But why pioneer a technology that requires a large amount of expense, infrastructure, and moving parts — as well as requiring your payload to endure tens of thousands of gs for tens of minutes — when you can just scale up what we’ve already learned from Project HARP?
In the 1990s, Dr. John Hunter led what was known as Super HARP, which was a methane-and-hydrogen powered ballistic launch system that achieved exit velocities of 6,700 mph (10,800 kph). Rival startup Green Launch asserts that laboratory-based hydrogen systems have achieved exit velocities of 25,000 mph (39,600 kph) and that a full-scale projectile speed of 9,000 mph (14,400 kph) is accessible. In fact, a December 2021 test achieved exit velocities of 4,400 mph (7,200 kph): nearly matching SpinLaunch’s desired full-scale goals. While SpinLaunch will require at least two extra stages to reach space, Green Launch aims to reach the Kármán line that defines the start of space, 100 kilometers (62 miles) up, from the projectile launch alone.
There’s no doubt that there’s a lot of truth to the old saying that “fortune favors the bold,” and SpinLaunch is certainly a bold idea. However, the laws of physics pose numerous obstacles for those who would build high-powered, rapidly moving large-scale apparatuses with moving parts. In the 1990s, the Department of Energy attempted to build enormous centrifuges for accelerating large objects, but they always began to break down at speeds of ~3,100 mph (5,000 kph): about 60% of the speeds that SpinLaunch aims to achieve. The challenges before the team aiming to reach their stated goals are enormous.

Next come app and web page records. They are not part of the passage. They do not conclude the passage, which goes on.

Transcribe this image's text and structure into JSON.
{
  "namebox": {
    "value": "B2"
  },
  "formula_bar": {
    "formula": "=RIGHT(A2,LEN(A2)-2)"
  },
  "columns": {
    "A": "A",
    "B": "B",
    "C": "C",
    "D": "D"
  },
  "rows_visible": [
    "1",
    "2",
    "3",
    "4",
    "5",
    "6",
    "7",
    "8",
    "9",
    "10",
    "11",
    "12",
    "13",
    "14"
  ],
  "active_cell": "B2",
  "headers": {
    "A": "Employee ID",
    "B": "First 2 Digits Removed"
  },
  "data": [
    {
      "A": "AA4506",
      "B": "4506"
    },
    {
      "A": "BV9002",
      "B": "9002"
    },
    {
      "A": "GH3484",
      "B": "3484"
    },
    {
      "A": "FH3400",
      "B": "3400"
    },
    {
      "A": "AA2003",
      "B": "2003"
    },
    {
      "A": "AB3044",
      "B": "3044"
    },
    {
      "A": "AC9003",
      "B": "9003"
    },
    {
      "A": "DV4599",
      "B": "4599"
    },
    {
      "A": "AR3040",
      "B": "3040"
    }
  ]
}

That isn’t to say that SpinLaunch is impossible or that its concepts violate the laws of physics; they do not. However, there’s a very big distinction between what’s physically possible and what’s physically practical. It’s not clear that, with three times the diameter of the current prototype, the desired launch parameters can be met. Even if they are, it remains to be seen if the later-stages required to take the launched payloads to orbit can operate after experiencing the extreme SpinLaunch spin-up and launch and drag conditions. It’s important to explore a variety of options in the quest to reach space, but scaling up a prototype is rarely as easy as one might initially think.